At the time of the UK’s first referendum on EU (Common Market) membership, the political landscape was different. The Conservative Party stood for being pro-Europe, and Labour was the anti-Europe party. This is pretty much when Jeremy Corbyn, now unexpectedly Labour leader and an old-fashioned internationalist, came into national politics.
Now, though, both Labour and the Conservatives are divided on the EU. MPs from both parties campaigned on both sides and the result in England showed rural Conservatives and Labour supporters from deprived areas both tending to vote “leave”, while those living in more prosperous and cosmopolitan urban areas from both parties tended to vote “remain”. Attitudes towards the EU ran deeper than traditional party loyalties.
The eight Labour MPs and three Conservatives who have announced their resignations from their parties are all from the political centre, and their disagreements with their party go beyond Europe. Those from Labour regard Corbyn as too far left for their taste, while those from the Conservatives say the party has gone too far to the right, and Theresa May has been too weak to prevent this.
Some say many more could resign from their parties - in which case, the new Independent Group, as they call themselves, could grow, and form the nucleus of a new centrist party. This could then be the start of a complete realignment of UK politics, with a Labour Party that is firmly on the left, a Conservative Party more to the right – perhaps absorbing some members of the UK Independent Party – and a centrist party either united with, or separate from, the Liberal Democrats. To some, a more fractured party system might not be a bad thing, enlivening politics and producing more, European-style, coalition governments.

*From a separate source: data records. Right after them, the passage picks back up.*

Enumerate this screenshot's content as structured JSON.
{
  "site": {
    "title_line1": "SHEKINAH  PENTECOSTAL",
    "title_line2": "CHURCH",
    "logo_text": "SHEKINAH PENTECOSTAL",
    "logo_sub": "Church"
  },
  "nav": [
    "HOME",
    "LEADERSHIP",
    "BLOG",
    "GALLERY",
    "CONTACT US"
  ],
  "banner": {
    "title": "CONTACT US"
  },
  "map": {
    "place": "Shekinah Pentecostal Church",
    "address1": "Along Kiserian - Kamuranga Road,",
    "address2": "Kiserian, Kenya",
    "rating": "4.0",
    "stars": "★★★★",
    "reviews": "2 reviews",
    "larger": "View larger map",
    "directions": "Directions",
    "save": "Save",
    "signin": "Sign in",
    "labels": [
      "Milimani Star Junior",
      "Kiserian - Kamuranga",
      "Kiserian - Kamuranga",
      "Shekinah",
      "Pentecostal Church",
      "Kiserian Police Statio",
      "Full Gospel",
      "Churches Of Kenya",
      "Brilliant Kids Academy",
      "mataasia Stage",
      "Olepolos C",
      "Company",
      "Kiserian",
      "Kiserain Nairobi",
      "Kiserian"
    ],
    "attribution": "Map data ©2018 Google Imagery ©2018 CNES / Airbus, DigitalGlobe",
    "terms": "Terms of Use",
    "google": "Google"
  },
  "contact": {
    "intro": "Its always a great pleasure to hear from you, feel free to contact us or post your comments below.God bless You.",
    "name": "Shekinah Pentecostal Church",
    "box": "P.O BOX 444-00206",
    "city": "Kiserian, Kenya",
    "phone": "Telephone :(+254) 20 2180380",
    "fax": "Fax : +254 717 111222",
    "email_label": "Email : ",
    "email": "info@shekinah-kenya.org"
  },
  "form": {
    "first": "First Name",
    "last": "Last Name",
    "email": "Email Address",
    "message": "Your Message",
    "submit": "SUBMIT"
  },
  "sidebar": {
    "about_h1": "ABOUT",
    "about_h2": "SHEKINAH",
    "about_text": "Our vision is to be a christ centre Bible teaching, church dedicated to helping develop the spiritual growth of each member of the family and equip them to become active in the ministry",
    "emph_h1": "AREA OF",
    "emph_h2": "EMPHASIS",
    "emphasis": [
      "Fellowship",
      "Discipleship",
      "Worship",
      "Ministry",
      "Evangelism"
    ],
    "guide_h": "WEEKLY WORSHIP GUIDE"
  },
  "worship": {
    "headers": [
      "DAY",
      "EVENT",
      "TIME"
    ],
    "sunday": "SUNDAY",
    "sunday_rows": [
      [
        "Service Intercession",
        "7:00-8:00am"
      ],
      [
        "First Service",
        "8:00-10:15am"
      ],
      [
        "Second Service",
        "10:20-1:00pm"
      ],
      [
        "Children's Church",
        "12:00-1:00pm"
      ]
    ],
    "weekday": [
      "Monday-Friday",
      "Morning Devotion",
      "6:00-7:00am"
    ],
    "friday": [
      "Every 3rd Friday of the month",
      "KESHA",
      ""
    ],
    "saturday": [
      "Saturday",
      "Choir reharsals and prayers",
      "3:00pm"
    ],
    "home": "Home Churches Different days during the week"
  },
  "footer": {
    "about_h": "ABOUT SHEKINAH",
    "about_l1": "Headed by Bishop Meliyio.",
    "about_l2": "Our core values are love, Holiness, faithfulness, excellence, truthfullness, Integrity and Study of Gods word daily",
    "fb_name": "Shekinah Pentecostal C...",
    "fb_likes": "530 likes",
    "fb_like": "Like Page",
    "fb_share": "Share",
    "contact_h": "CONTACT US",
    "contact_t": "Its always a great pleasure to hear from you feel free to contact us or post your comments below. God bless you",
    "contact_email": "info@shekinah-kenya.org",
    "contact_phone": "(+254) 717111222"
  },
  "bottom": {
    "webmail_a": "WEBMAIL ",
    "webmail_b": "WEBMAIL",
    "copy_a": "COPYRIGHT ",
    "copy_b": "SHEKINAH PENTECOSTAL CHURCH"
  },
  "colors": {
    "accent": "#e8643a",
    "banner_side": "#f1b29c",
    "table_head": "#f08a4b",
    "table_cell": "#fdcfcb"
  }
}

To say that, however, may be to run a long way ahead of reality. Even in its first few days, the Independent Group has found it hard to present a united platform beyond being centrist and generally pro-EU, and the first-past-the-post voting system makes it hard for new parties to win parliamentary seats. The precedent of the SDP serves as a warning. Founded in 1981 by Labour luminaries, including David Owen and Shirley Williams, it survived only seven years before merging with the Liberal Party - to make the Liberal Democrats. If it has a legacy, it may be to have spawned New Labour under Tony Blair.
And yet… While the number of resignations from the two main parties may so far be small, the forces that have given rise to the Independent Group may be stronger and more enduring than those that led to the creation of the SDP. This is partly because the general political climate is one of disenchantment with the status quo. But it is also because Brexit has exposed an enormous failing of the current party system.
The big issue at stake is Brexit. The country was split 52-48 per cent at the referendum and, according to opinion polls, remains almost as evenly split today. But the party system does not reflect this division. At the last election in 2017, it was not possible to vote for a pro- or anti-EU party, as both Labour and the Conservatives were, and remain, divided. This is one reason why the voting in Parliament on the “divorce deal” has been so close and so unpredictable and why Theresa May finds it so difficult to secure a majority.
Brexit has shown up the conflicts within UK democracy, as between direct and parliamentary democracy. It has exposed sharp differences in sentiment between the devolved regions that could lead, sooner or later, to the break-up of the UK. And now it is causing the traditional political parties to splinter. If that process accelerates, the alignment of UK party politics as it has existed for the best part of a century, could be approaching its end, too.